[Input material — start]

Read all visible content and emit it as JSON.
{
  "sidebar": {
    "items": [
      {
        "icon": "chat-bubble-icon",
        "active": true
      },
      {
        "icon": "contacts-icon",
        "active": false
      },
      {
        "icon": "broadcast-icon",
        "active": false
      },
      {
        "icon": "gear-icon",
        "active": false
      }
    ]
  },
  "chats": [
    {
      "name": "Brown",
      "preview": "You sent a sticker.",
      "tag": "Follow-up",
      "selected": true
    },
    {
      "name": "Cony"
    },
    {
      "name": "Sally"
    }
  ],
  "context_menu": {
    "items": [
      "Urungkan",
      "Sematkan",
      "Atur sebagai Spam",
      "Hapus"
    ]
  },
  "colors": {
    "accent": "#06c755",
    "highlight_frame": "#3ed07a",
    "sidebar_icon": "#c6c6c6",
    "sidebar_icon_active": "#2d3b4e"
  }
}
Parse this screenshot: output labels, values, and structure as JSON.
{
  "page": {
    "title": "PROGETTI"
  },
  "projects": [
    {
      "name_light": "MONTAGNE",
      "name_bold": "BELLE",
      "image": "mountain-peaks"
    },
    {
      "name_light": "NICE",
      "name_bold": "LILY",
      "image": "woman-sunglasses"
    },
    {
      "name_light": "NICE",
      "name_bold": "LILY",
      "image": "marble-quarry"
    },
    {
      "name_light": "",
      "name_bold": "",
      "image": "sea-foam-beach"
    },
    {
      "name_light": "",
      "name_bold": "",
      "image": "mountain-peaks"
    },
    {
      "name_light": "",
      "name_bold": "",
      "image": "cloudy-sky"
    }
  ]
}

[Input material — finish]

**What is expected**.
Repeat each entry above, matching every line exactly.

**Solution below**.
Read all visible content and emit it as JSON.
{
  "sidebar": {
    "items": [
      {
        "icon": "chat-bubble-icon",
        "active": true
      },
      {
        "icon": "contacts-icon",
        "active": false
      },
      {
        "icon": "broadcast-icon",
        "active": false
      },
      {
        "icon": "gear-icon",
        "active": false
      }
    ]
  },
  "chats": [
    {
      "name": "Brown",
      "preview": "You sent a sticker.",
      "tag": "Follow-up",
      "selected": true
    },
    {
      "name": "Cony"
    },
    {
      "name": "Sally"
    }
  ],
  "context_menu": {
    "items": [
      "Urungkan",
      "Sematkan",
      "Atur sebagai Spam",
      "Hapus"
    ]
  },
  "colors": {
    "accent": "#06c755",
    "highlight_frame": "#3ed07a",
    "sidebar_icon": "#c6c6c6",
    "sidebar_icon_active": "#2d3b4e"
  }
}
Parse this screenshot: output labels, values, and structure as JSON.
{
  "page": {
    "title": "PROGETTI"
  },
  "projects": [
    {
      "name_light": "MONTAGNE",
      "name_bold": "BELLE",
      "image": "mountain-peaks"
    },
    {
      "name_light": "NICE",
      "name_bold": "LILY",
      "image": "woman-sunglasses"
    },
    {
      "name_light": "NICE",
      "name_bold": "LILY",
      "image": "marble-quarry"
    },
    {
      "name_light": "",
      "name_bold": "",
      "image": "sea-foam-beach"
    },
    {
      "name_light": "",
      "name_bold": "",
      "image": "mountain-peaks"
    },
    {
      "name_light": "",
      "name_bold": "",
      "image": "cloudy-sky"
    }
  ]
}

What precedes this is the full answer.